Relationship status: it’s complicated
This week we asked a series of questions aimed at unpicking the relationship between home and school.
First off, most of you (8/10) feel welcome to contact your child’s school. However, this feeling declines as your children reach the older years of education.
BUT, 1 in 6 of you said that you worry your child will be penalised if you make a complaint about an aspect of school life and 1 in 7 said talking to your children’s teachers makes you nervous (this is not counting the responses from parents who work as teachers themselves).
That said, most (around 9/10) would be happy to seek advice from your child’s teachers on issues such as reading or a personal issue between your child and another. If your child had a problem with their teacher 8/10 of you would be happy to speak to the school leader.
Relationships are famously two-way affairs, so we also checked what aspects of homelife you would tell your child’s school about. Whilst 9/10 would inform the school of issues such as family bereavement or separation, far fewer of you would tell your child’s teacher about money or work worries.
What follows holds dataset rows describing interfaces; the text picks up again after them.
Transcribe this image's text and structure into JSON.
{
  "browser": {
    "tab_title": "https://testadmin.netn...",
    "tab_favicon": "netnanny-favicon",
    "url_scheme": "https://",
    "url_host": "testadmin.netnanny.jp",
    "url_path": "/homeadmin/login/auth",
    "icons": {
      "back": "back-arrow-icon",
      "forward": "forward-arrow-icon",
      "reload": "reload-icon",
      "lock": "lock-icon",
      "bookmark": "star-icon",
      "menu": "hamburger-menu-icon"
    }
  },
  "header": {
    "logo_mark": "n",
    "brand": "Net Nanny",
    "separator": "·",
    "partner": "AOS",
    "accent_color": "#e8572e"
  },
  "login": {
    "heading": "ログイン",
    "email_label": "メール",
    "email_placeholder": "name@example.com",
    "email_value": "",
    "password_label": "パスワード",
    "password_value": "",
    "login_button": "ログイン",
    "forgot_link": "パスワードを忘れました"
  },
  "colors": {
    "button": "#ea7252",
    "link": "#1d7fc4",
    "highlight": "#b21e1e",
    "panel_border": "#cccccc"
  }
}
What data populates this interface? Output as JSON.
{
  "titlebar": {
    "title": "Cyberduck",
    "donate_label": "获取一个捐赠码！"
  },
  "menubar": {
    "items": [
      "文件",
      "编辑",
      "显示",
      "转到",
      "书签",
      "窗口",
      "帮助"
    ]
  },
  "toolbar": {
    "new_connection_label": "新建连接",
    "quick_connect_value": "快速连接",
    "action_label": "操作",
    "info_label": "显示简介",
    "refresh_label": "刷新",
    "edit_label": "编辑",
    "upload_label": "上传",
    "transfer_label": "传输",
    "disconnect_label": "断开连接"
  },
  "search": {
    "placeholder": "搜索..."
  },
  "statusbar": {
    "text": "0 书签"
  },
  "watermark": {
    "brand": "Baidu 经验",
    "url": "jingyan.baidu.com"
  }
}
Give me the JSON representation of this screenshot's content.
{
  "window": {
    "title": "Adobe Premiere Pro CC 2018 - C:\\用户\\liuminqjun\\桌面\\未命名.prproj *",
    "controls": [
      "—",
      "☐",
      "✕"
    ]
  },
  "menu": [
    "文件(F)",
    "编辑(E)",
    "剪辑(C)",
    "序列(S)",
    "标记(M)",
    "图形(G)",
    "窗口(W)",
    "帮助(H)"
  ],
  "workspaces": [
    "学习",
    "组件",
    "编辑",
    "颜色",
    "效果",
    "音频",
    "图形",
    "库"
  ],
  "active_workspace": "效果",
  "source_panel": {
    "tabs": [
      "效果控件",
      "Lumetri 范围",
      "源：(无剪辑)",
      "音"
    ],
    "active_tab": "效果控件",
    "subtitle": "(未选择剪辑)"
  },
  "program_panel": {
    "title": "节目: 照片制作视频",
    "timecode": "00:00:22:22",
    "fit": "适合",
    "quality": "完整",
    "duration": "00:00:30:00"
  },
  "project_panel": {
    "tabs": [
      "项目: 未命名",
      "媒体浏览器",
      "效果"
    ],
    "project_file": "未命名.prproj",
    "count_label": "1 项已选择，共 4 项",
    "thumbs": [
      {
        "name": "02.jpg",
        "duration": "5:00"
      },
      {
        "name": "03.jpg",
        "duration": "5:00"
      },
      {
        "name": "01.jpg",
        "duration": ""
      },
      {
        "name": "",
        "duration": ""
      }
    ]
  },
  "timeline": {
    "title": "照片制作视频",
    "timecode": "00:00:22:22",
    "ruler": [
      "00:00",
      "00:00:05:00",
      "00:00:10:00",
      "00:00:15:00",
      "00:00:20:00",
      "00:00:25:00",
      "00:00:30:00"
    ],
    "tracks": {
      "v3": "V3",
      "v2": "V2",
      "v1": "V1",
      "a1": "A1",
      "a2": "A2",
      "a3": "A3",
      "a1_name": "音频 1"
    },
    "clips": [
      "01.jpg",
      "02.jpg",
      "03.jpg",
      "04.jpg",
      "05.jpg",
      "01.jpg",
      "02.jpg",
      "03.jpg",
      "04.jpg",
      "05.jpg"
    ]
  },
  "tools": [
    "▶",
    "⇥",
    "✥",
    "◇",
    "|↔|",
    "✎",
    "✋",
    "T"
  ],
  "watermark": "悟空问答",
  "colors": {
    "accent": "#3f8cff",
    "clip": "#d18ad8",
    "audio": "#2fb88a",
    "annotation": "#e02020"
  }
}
So, what does this all add up to? Well, 70% of you say that at least one teacher in your child’s school knows your child well. But this drops as children progress through school, with only 60% of parents reporting a teacher in secondary school knows their child well (and only around 50% with children in the lowest years of secondary school).
This matters because you consistently – regardless of your child’s place in the education system – tell us that having someone at school who knows your child really matters.
The good life
Last weekend we asked about what you think will be important for your children to have a good life, and what you worry they won’t have.
Good mental and physical health was top of your wish list for your kids’ future, closely followed by good family relationships. And whilst around half of you were worried your kids might not be as healthy as possible, most of you had little worry about good family relationships
Two areas that are more out of your control were your main worries for your children’s future: the environment being in good shape, and a fair and equal society. We’ll ask some questions about these next week to explore what you think could be done.
Overall, you were also happy with the choice of things for your children to do in your local area, although where your local area is (obviously) made some difference. Over 75% of parents living in London, the South East and the South West said they are happy with the choice, compared to 71% or fewer in other parts of the country.
Similar questions are currently being put to young people via the Children’s Commissioner’s Big Ask survey… it’ll be interesting to see how the results compare when they are published later in the year.
Building Positive Self-Esteem in Children
This week, Parent Ping worked in collaboration with Tooled Up Education not only to ask questions… but to answer them! On Tuesday evening 150 parents joined us for a webinar about building positive self-esteem in children.
During the webinar, Parent Ping data about self-esteem was used by Dr Kathy Weston to focus the conversation on what parents most wanted to know. Kathy is one of the UK’s leading experts on the importance of parental engagement in children’s lives for parents and families. You can read the highlights – including Kathy’s top parenting tip – here.